Start of Given records

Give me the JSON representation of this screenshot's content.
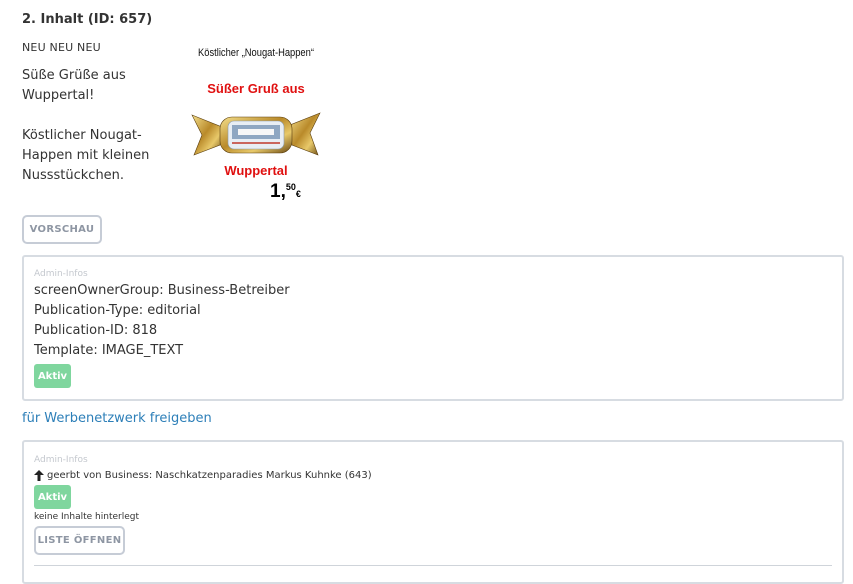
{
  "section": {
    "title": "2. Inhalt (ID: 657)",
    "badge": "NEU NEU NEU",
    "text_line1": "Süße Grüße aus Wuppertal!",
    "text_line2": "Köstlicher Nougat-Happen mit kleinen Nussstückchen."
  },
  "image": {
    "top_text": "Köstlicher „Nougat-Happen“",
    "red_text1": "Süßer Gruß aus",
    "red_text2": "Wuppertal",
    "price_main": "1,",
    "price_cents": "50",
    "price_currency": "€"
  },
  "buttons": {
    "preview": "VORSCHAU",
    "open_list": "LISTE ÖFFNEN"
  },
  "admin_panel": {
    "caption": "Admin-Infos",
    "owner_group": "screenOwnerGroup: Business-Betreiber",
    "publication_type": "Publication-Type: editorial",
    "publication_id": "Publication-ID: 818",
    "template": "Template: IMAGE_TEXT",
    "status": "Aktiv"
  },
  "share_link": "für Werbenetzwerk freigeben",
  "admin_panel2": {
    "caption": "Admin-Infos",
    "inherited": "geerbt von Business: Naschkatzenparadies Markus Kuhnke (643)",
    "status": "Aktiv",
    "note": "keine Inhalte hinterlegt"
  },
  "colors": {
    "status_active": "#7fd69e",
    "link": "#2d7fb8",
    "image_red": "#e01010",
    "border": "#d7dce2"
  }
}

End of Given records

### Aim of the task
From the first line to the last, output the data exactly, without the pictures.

### Response
Give me the JSON representation of this screenshot's content.
{
  "section": {
    "title": "2. Inhalt (ID: 657)",
    "badge": "NEU NEU NEU",
    "text_line1": "Süße Grüße aus Wuppertal!",
    "text_line2": "Köstlicher Nougat-Happen mit kleinen Nussstückchen."
  },
  "image": {
    "top_text": "Köstlicher „Nougat-Happen“",
    "red_text1": "Süßer Gruß aus",
    "red_text2": "Wuppertal",
    "price_main": "1,",
    "price_cents": "50",
    "price_currency": "€"
  },
  "buttons": {
    "preview": "VORSCHAU",
    "open_list": "LISTE ÖFFNEN"
  },
  "admin_panel": {
    "caption": "Admin-Infos",
    "owner_group": "screenOwnerGroup: Business-Betreiber",
    "publication_type": "Publication-Type: editorial",
    "publication_id": "Publication-ID: 818",
    "template": "Template: IMAGE_TEXT",
    "status": "Aktiv"
  },
  "share_link": "für Werbenetzwerk freigeben",
  "admin_panel2": {
    "caption": "Admin-Infos",
    "inherited": "geerbt von Business: Naschkatzenparadies Markus Kuhnke (643)",
    "status": "Aktiv",
    "note": "keine Inhalte hinterlegt"
  },
  "colors": {
    "status_active": "#7fd69e",
    "link": "#2d7fb8",
    "image_red": "#e01010",
    "border": "#d7dce2"
  }
}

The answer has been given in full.